2. Now that you are stretching, it is time to add some cardio to your routine. So, why is cardio important over age 50? When you keep your body in healthy condition, you increase your chances of warding off major illnesses and living longer. With age, you naturally slow down and gain weight as your metabolism decreases. Regular cardio over the age of 50 also helps to offset your slower metabolism by preventing weight gain. It is important to view this as "fun" and not "work"...so have a good time. In the exercise-with-me routine below, we are going to move for only 8 minutes but the good thing is we are going to gain over 1000 steps...all from the convenience of your home...your home...your way! Once you learn this routine, try to implement it in your schedule at least 2 times per week. You can always do the above stretch routine first and then this after. Let's go!
3. If you like dancing as much as I like dancing, this next routine is for you! I absolutely enjoy music also--jazz, soul, pop, broadway hits, classical...you name it. What a great combination, music and dance!

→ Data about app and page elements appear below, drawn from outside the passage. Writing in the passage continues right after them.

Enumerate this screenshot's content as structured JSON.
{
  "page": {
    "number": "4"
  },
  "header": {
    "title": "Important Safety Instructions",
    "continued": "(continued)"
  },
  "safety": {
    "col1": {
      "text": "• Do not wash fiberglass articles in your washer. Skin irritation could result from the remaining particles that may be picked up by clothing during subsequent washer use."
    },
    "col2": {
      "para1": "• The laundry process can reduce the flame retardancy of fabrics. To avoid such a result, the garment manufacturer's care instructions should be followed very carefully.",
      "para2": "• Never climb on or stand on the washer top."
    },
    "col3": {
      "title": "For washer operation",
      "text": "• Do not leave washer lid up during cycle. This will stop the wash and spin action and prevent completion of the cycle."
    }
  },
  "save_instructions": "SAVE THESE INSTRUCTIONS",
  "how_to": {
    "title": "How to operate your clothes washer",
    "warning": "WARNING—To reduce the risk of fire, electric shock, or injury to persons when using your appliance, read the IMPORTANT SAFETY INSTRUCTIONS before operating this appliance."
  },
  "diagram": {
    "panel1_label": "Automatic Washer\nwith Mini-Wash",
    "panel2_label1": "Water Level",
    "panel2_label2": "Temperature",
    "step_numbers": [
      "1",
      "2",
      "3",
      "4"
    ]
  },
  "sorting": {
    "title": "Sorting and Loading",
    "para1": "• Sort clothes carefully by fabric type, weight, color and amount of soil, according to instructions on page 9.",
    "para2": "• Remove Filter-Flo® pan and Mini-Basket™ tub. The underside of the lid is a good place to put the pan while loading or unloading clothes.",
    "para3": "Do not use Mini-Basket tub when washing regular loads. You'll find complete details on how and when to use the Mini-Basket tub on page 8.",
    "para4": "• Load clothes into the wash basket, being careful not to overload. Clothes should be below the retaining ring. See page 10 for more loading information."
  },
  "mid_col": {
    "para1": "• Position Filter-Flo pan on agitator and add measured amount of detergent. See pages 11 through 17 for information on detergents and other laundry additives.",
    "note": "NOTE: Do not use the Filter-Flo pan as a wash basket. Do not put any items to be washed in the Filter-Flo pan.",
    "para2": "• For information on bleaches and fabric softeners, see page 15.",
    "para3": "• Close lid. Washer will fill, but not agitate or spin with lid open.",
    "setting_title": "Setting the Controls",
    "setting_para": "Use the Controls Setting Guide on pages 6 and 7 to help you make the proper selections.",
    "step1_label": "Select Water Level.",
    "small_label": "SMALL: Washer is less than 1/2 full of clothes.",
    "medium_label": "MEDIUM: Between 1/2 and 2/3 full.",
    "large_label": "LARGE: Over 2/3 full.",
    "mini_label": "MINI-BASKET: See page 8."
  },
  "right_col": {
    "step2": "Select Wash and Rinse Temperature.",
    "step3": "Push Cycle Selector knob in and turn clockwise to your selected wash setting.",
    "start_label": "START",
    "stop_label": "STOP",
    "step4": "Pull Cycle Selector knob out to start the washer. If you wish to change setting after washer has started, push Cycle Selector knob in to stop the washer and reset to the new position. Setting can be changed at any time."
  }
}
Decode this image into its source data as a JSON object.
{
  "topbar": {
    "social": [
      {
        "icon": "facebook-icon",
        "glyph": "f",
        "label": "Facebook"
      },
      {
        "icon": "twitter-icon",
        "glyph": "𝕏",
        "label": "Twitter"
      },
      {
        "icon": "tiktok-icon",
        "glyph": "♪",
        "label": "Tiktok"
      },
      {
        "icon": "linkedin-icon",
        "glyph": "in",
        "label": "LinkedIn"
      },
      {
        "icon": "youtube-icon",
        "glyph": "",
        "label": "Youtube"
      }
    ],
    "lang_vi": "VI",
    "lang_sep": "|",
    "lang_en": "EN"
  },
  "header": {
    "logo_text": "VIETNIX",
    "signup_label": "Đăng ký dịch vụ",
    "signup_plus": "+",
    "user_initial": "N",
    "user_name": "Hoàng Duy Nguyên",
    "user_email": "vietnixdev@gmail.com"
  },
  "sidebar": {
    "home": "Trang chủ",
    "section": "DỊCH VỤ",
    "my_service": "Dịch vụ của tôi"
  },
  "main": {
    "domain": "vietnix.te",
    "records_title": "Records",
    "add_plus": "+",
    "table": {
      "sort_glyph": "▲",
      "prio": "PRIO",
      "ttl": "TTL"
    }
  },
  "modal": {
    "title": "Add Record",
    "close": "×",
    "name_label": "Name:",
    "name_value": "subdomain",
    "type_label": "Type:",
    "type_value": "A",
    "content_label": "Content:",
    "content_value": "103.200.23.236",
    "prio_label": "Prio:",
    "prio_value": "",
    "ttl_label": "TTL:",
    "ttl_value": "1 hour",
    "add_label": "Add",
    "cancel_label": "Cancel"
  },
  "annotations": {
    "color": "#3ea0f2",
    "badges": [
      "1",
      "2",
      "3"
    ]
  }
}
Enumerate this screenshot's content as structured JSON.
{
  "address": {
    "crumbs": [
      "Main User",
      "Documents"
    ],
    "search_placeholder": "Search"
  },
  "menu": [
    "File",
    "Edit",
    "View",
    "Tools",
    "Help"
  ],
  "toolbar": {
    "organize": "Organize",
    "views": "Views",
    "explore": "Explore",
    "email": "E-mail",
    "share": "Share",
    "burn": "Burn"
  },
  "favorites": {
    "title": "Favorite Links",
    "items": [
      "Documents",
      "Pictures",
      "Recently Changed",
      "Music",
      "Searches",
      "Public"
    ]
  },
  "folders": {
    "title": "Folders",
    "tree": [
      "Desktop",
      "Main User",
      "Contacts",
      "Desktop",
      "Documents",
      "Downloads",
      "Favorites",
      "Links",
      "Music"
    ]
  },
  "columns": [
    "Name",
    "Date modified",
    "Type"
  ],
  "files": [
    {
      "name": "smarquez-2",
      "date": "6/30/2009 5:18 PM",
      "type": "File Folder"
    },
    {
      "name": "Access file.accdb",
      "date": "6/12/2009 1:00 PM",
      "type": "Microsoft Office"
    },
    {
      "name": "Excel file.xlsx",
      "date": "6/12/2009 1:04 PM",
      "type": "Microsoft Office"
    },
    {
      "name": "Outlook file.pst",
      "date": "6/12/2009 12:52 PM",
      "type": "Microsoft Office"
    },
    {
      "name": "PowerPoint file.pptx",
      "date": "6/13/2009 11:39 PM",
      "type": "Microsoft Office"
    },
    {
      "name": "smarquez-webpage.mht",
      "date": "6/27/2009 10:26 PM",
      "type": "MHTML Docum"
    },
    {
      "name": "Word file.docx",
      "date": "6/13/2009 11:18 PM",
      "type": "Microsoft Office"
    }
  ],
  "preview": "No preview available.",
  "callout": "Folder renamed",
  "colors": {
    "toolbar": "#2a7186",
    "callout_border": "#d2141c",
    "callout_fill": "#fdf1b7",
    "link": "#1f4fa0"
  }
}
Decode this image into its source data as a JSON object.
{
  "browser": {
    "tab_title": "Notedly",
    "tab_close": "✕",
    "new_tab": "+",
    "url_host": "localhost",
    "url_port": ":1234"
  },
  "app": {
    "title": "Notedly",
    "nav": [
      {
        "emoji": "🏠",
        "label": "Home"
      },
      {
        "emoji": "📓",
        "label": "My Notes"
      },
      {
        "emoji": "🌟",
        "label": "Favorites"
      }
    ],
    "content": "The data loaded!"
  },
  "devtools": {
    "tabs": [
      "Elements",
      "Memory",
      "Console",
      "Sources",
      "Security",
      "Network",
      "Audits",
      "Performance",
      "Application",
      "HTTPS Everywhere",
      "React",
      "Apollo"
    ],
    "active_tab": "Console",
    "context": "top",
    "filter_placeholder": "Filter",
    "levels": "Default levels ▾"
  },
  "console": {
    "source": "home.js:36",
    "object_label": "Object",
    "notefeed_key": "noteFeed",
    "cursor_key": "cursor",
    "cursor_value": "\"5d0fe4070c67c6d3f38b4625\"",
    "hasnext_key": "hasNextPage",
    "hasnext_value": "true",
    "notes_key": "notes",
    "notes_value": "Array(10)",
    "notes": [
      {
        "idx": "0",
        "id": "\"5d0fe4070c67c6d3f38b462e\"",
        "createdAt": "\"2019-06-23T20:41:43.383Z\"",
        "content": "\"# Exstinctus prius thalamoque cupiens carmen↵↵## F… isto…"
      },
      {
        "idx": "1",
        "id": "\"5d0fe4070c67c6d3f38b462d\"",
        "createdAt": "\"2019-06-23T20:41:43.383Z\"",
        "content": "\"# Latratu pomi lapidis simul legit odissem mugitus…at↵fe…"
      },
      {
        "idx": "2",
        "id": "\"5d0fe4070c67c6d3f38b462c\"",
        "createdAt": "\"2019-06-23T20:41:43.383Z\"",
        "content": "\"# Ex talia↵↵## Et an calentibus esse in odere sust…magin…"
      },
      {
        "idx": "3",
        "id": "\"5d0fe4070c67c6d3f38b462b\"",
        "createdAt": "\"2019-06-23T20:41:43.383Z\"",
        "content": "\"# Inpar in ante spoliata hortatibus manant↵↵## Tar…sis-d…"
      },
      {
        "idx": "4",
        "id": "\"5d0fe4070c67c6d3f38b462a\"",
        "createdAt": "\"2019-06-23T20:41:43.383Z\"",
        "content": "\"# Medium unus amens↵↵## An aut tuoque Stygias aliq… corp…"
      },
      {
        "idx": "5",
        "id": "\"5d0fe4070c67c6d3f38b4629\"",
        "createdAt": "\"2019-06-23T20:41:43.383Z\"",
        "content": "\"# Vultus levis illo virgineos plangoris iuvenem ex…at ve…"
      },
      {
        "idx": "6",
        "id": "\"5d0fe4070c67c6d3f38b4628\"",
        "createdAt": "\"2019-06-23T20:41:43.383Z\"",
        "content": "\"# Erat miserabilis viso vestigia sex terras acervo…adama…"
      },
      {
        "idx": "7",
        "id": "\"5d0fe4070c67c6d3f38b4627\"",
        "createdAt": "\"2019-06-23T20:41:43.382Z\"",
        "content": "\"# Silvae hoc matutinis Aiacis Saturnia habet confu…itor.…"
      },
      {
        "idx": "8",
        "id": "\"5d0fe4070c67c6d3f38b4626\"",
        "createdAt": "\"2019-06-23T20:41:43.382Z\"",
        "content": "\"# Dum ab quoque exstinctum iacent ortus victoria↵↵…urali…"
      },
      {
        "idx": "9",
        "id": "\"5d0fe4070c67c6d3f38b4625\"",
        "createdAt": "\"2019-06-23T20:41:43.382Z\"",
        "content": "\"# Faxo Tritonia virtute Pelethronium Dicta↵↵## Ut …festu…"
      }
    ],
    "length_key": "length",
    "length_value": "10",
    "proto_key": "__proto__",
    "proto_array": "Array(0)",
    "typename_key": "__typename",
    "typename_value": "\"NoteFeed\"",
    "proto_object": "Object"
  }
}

More recent research has found that dancing can improve memory and brain health, especially in older adults. A 2021 study in the journal Neurobiology of Learning and Memory found that older adults who danced for two hours every week had healthier, "younger" brains than sedentary adults of a similar age (read article here). Another factor to aging gracefully is to discover, rediscover and reconnect with things that make you happy. In this easy-to-follow video, we will dance for 12 minutes. So let's dance together. Let's go!
Here are a few of my athletic favorites especially for women over 50...nice workout attire that will allow you to move freely while looking good in the process. It is important to have a good running shoe. Joint pain, bunions, and muscle soreness to name a few becomes a problem over age 50. While many ailments can be serious, more often than not, those over 50 can find reprieve (and more longevity!) by selecting the right running shoes for their aging feet. I have included a few of my picks for the perfect exercise outfit as you move forward on your journey to establishing a fitness routine when that is the last thing you want to do!
My final words of advice in the aging gracefully process is, don't give up...I repeat...don't give up on you! Love who you see staring back at you in the mirror! Thank you for reading what will be a series on how I embrace the aging process. You deserve to be the very best version of yourself from a mind, body and soul perspective. Sign Up For Blog Updates Here
To see, read and of course shop my wellness information, sign up for my blog post alerts. Feel free to send me an email at firstname.lastname@example.org with your questions, comments or simply to share what you'd like to see more of from me when it comes to wellness for women over 50.
Also, for fashion and style tips for women over 50, please be sure to check my fashion blog at www.alhsuccesslinesfashion.com
This post may contain affiliate links and any sales made through such links will reward me a small commission so that I may continue to create valuable content. Of course, this is at no extra cost for you. Also, before starting an exercise program be sure it is okay with your physician. By performing any fitness exercises, you are performing them at your own risk.